Does Criminalization of Speech Violate the First Amendment ?

In People v. Todaro, 26 N.Y.2d 325, 310 N.Y.S.2d 303, 258 N.E.2d 711 (1970), the court held that the defendant's "single, equivocal statement" was not sufficient to establish beyond a reasonable doubt that the defendant intended to harass or alarm. The court added that something more must be shown that a defendant, who angered or annoyed, expressed his anger or annoyance inappropriately, particularly in the absence of proof of any further words or acts tending to confirm the criminal nature of the act charged. Id. Similarly, in People v. Dietze, 75 N.Y.2d 47, 550 N.Y.S.2d 595, 549 N.E.2d 1166 (1989), the Court of Appeals reversed the defendant's conviction because there had been no proof on the record showing that the defendant's threat was "either serious, should reasonably have been taken to be serious, or was confirmed by other words or actions showing that it was anything more than a crude outburst" Id., at 53-54. In other cases where only single incidents were alleged, courts have held that the expression of personal opinion, albeit annoying and/or obscene speech, does not raise the character of an incident to the level of harassment. People v. Hogan, 172 Misc.2d 279, 664 N.Y.S.2d 204 (Crim. Ct. 1997); People v. Zullo, 170 Misc.2d 200, 650 N.Y.S.2d 926 (1st Dist. Ct. 1996). In such cases, the courts concluded that the conduct complained of amounted to no more than emotional outbursts, and that while it may have been abusive and cruel, it was not criminal. Id. Furthermore, the registering of displeasure with another person has been held to be legitimate, protected speech.

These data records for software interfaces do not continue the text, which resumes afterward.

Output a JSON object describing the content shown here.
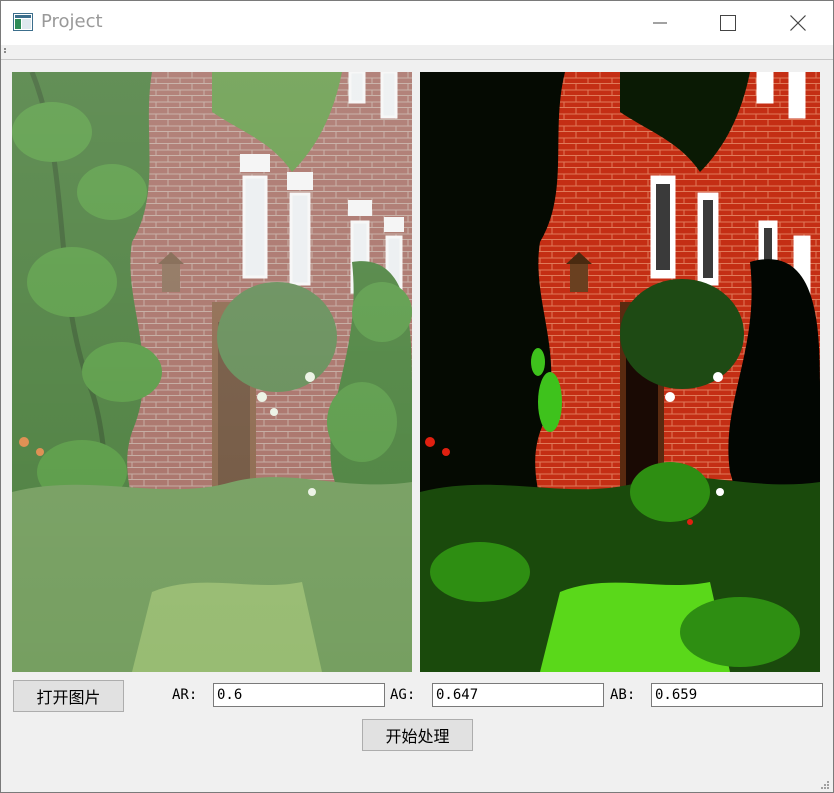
{
  "window": {
    "title": "Project",
    "icon": "app-window-icon",
    "controls": {
      "minimize_icon": "minimize-icon",
      "maximize_icon": "maximize-icon",
      "close_icon": "close-icon"
    }
  },
  "images": {
    "original": "original-foggy-photo",
    "processed": "processed-dehazed-photo"
  },
  "controls": {
    "open_button_label": "打开图片",
    "ar_label": "AR:",
    "ar_value": "0.6",
    "ag_label": "AG:",
    "ag_value": "0.647",
    "ab_label": "AB:",
    "ab_value": "0.659",
    "process_button_label": "开始处理"
  },
  "colors": {
    "title_text": "#999999",
    "button_bg": "#e1e1e1",
    "button_border": "#adadad",
    "window_bg": "#f0f0f0"
  }
}
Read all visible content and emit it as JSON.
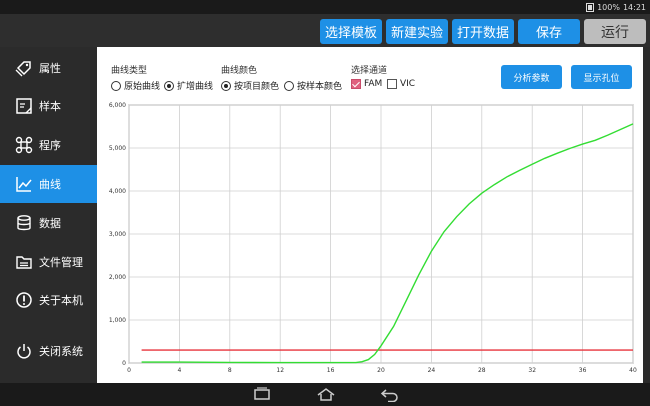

Thus, criminalization of speech, no matter how fowl or profane would violate the First Amendment. Dietze, supra; People v. Zullo, supra.